The problem: Images are to be excluded, and the rest of the data repeated exactly.

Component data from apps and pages
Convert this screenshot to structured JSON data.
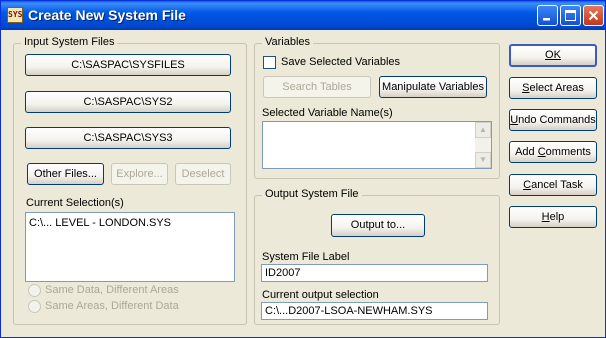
{
  "window": {
    "title": "Create New System File",
    "icon_text": "SYS"
  },
  "input_group": {
    "legend": "Input System Files",
    "files": [
      "C:\\SASPAC\\SYSFILES",
      "C:\\SASPAC\\SYS2",
      "C:\\SASPAC\\SYS3"
    ],
    "other_files": "Other Files...",
    "explore": "Explore...",
    "deselect": "Deselect",
    "current_label": "Current Selection(s)",
    "current_value": "C:\\... LEVEL - LONDON.SYS",
    "radio_same_data": "Same Data, Different Areas",
    "radio_same_areas": "Same Areas, Different Data"
  },
  "variables_group": {
    "legend": "Variables",
    "save_selected": "Save Selected Variables",
    "search_tables": "Search Tables",
    "manipulate": "Manipulate Variables",
    "selected_names_label": "Selected Variable Name(s)"
  },
  "output_group": {
    "legend": "Output System File",
    "output_to": "Output to...",
    "label_caption": "System File Label",
    "label_value": "ID2007",
    "current_caption": "Current output selection",
    "current_value": "C:\\...D2007-LSOA-NEWHAM.SYS"
  },
  "buttons": {
    "ok": "OK",
    "select_areas_pre": "",
    "select_areas_key": "S",
    "select_areas_post": "elect Areas",
    "undo_key": "U",
    "undo_post": "ndo Commands",
    "add_comments_pre": "Add ",
    "add_comments_key": "C",
    "add_comments_post": "omments",
    "cancel_key": "C",
    "cancel_post": "ancel Task",
    "help_key": "H",
    "help_post": "elp"
  }
}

Task answer:
Convert this screenshot to structured JSON data.
{
  "window": {
    "title": "Create New System File",
    "icon_text": "SYS"
  },
  "input_group": {
    "legend": "Input System Files",
    "files": [
      "C:\\SASPAC\\SYSFILES",
      "C:\\SASPAC\\SYS2",
      "C:\\SASPAC\\SYS3"
    ],
    "other_files": "Other Files...",
    "explore": "Explore...",
    "deselect": "Deselect",
    "current_label": "Current Selection(s)",
    "current_value": "C:\\... LEVEL - LONDON.SYS",
    "radio_same_data": "Same Data, Different Areas",
    "radio_same_areas": "Same Areas, Different Data"
  },
  "variables_group": {
    "legend": "Variables",
    "save_selected": "Save Selected Variables",
    "search_tables": "Search Tables",
    "manipulate": "Manipulate Variables",
    "selected_names_label": "Selected Variable Name(s)"
  },
  "output_group": {
    "legend": "Output System File",
    "output_to": "Output to...",
    "label_caption": "System File Label",
    "label_value": "ID2007",
    "current_caption": "Current output selection",
    "current_value": "C:\\...D2007-LSOA-NEWHAM.SYS"
  },
  "buttons": {
    "ok": "OK",
    "select_areas_pre": "",
    "select_areas_key": "S",
    "select_areas_post": "elect Areas",
    "undo_key": "U",
    "undo_post": "ndo Commands",
    "add_comments_pre": "Add ",
    "add_comments_key": "C",
    "add_comments_post": "omments",
    "cancel_key": "C",
    "cancel_post": "ancel Task",
    "help_key": "H",
    "help_post": "elp"
  }
}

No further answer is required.